Fish is an important part of a healthy balanced diet. It is a great source of protein, vitamins, minerals and omega-3 fatty acids, which is key to brain development and a healthy heart. With obesity on the rise in Malaysia, more people will begin to opt for fish and seafood as part of their diet.
However, if the level of overfishing in Malaysia continues to be left unchecked, coupled with dwindling global stocks, a fish-shortage crisis may very likely arise in the near future. This could result in the over-pricing of seafood and possibly, the extinction of popular species (e.g. grouper).
With the collapse of fishing, island communities will be the first to experience drastic changes. Livelihoods will be impacted for most fishermen. Moreover, tourism to these islands may be affected as the sea-life that divers and snorkelers pay to see may no longer be there. This is merely the tip of the iceberg. Conservation-wise, the imbalance in marine ecosystems may eventually affect shoreline protection, climate regulation, ocean acidification, and the list goes on.
What is the solution?
One of the most effective approaches to managing coastal and marine resources is to create marine protected areas managed by local communities. In fact, a report by New York-based Wildlife Conservation Society shared that coral reef marine protected areas established by local people for traditional use is far more effective at protecting fish and wildlife than those set up by governments for conservation purposes alone.3
The report found that fish actually grew larger in small traditionally managed reserves rather than in larger national parks. They must also be co-managed by several partner organisations. Effective partnerships are therefore important between the management authority and local communities.
Reef Check Malaysia (RCM) launched two major programmes on the islands of Mantanani, Sabah and Tioman, Pahang in 2013 and 2014 respectively. The main objective is to enable both islands to become resilient and sustainable.
Mantanani Island is fast becoming a popular tourist destination with its beautiful islands and clear blue seas. With this rising popularity comes increased development beyond the capacity of the island’s existing infrastructure. For example, the number of resorts doubled within the span of only two years. RCM is working to establish Mantanani as a locally managed marine protected area by engaging with the relevant government agencies, local community, and even resort operators. At this stage, the primary focus is to educate each stakeholder on the importance of coral reefs and marine resources as some still practice destructive fishing methods, believing that the ocean is limitless.

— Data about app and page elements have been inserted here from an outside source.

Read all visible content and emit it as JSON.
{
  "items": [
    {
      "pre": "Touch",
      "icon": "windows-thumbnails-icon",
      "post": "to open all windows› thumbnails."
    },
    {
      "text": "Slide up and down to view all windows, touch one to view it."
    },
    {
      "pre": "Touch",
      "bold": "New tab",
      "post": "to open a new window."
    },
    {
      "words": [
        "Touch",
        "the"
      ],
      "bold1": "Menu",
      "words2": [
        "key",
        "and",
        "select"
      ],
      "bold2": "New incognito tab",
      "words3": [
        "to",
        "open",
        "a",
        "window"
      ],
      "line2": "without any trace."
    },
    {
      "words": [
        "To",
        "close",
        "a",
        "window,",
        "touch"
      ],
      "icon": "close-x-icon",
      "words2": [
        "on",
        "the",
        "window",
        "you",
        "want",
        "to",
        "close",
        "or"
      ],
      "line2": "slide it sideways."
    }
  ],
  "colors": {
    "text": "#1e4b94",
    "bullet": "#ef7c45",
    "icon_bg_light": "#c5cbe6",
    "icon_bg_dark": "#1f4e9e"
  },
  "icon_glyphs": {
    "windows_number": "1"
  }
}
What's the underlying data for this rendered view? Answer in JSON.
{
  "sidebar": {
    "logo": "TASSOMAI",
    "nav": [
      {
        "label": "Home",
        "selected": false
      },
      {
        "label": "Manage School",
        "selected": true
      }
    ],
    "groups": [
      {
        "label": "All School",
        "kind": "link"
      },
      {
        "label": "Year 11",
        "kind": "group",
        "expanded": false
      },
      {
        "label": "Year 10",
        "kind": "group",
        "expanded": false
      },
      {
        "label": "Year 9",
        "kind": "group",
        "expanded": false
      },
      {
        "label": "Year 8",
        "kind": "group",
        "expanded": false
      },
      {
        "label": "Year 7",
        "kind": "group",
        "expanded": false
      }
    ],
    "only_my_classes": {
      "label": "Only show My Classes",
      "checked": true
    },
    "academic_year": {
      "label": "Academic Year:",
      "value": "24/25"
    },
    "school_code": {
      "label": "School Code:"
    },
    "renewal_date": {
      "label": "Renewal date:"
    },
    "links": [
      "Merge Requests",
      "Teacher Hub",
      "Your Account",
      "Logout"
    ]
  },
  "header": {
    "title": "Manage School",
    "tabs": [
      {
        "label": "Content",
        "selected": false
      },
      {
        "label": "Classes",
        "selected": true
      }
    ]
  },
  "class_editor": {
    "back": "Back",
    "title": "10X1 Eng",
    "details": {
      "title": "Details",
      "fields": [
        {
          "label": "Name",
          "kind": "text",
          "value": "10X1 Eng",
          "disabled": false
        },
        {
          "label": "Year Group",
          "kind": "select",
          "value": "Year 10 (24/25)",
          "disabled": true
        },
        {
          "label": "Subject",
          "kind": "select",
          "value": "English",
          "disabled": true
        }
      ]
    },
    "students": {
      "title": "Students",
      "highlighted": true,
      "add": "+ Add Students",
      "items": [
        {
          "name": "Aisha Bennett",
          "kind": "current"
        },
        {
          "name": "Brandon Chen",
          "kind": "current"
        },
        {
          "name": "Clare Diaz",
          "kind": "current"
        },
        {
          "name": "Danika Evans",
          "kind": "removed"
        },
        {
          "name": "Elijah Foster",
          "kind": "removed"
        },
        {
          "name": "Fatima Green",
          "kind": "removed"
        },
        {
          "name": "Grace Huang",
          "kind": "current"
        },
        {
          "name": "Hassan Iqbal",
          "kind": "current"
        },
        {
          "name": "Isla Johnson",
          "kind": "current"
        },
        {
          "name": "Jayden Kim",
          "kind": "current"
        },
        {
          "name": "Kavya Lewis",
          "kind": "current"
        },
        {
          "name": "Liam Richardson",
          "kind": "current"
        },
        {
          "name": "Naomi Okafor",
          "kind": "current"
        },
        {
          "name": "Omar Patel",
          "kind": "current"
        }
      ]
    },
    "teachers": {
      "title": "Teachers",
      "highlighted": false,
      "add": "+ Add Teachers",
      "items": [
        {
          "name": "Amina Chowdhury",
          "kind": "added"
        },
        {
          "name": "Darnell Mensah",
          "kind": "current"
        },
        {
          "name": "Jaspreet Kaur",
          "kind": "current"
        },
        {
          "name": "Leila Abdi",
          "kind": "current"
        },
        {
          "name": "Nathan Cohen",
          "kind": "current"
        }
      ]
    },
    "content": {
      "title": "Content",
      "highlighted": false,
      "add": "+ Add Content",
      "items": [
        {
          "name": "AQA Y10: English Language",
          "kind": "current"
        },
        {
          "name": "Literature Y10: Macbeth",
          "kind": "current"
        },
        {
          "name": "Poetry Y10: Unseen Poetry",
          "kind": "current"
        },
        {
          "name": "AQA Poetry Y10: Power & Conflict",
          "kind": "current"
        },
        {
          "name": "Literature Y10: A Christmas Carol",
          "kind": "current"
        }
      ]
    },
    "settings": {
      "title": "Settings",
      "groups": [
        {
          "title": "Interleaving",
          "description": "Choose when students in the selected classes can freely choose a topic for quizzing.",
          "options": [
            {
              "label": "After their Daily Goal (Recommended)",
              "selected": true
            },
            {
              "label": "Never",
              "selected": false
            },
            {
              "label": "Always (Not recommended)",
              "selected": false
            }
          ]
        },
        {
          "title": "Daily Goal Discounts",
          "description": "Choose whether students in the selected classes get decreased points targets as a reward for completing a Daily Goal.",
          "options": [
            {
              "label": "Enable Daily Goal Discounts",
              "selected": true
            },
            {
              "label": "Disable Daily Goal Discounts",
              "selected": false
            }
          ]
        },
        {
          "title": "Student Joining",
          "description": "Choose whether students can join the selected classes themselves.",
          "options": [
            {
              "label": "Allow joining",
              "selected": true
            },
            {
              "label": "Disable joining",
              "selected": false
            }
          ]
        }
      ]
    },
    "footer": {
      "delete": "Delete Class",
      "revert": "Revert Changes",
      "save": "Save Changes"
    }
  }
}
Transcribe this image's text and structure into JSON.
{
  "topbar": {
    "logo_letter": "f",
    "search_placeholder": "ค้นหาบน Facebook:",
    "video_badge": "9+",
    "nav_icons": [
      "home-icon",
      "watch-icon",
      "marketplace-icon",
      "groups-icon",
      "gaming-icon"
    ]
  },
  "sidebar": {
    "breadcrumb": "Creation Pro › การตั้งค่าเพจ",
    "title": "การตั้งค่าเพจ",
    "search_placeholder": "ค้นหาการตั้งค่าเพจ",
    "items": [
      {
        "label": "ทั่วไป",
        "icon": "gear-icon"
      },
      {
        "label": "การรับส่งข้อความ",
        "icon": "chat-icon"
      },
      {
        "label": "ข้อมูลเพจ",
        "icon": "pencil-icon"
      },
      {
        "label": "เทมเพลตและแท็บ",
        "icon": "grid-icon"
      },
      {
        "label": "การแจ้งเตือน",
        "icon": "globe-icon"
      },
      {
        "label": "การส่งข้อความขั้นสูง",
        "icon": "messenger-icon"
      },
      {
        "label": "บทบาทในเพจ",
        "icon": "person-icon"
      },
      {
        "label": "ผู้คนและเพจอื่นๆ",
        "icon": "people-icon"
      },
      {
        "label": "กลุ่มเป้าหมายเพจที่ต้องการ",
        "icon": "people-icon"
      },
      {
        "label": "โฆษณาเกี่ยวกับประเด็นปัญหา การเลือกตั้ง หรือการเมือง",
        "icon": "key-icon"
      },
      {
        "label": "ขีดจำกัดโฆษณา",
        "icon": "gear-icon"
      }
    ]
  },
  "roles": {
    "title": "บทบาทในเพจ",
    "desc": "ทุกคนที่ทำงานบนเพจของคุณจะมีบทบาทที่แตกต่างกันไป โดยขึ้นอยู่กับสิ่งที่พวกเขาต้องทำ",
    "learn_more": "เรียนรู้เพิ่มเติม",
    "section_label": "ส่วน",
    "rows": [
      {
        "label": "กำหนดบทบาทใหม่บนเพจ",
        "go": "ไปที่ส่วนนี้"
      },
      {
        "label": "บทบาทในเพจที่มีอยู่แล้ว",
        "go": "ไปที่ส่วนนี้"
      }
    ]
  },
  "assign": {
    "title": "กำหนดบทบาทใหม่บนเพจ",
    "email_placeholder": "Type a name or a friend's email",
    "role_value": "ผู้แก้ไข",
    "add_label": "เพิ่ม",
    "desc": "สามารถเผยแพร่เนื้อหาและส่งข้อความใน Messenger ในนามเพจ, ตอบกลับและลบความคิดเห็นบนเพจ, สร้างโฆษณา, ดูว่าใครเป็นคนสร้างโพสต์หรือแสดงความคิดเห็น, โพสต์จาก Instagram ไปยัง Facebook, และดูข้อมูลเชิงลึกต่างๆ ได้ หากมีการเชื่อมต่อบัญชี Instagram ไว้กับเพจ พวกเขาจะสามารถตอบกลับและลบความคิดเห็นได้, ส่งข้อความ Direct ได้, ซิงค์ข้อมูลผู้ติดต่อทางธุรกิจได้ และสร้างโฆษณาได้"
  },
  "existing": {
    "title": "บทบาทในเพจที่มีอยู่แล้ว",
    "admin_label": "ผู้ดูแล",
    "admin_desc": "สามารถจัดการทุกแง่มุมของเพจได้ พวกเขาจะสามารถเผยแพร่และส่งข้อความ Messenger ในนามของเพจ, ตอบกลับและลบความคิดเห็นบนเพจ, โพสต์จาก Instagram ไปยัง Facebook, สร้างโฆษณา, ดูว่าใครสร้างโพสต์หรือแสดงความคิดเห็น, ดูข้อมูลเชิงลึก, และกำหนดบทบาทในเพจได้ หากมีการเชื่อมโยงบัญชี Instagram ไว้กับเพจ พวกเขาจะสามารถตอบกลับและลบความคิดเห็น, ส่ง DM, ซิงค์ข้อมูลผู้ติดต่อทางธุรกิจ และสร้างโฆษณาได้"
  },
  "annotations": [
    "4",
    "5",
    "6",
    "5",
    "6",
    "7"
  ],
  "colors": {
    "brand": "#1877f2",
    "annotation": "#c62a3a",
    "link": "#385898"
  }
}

Tioman Island, on the other hand, was designated as a marine park by the Department of Marine Parks Malaysia in 1994. It was a relatively quiet island until the last few years, with no new resorts constructed between 2000 and 2012. Since then five new resorts have been built. In March 2014, RCM established a permanent presence on the island to engage with and encourage the local community to become more involved in managing the island. Positive habits such as recycling and waste management are being introduced. Alternative livelihood training (e.g. as nature guides) is also part of the programme to help ensure a healthy marine ecosystem.
How do we move forward?
Sustainable islands are imperative to ensuring healthy marine ecosystems, which in turn, leads to a consistent supply of fish and other marine products. It also ensures sustainable livelihoods among marginalized communities, thereby having a positive impact on a nation’s social and economic standing. More importantly, it protects what we already have, leading to billions in savings that would otherwise be spent to restore or recreate lost biodiversity.
If we truly care for our future, we can begin by turning environmentally-friendly practices into daily habits: Reduce waste, recycle, become ethical divers or snorkelers, consume sustainable seafood, and so on.
Most importantly, let us learn to love the ocean again and be the guardian it needs us to be! World Oceans Day falls on June 8th. What can you personally do to make a difference?
Source: BandWidth Magazine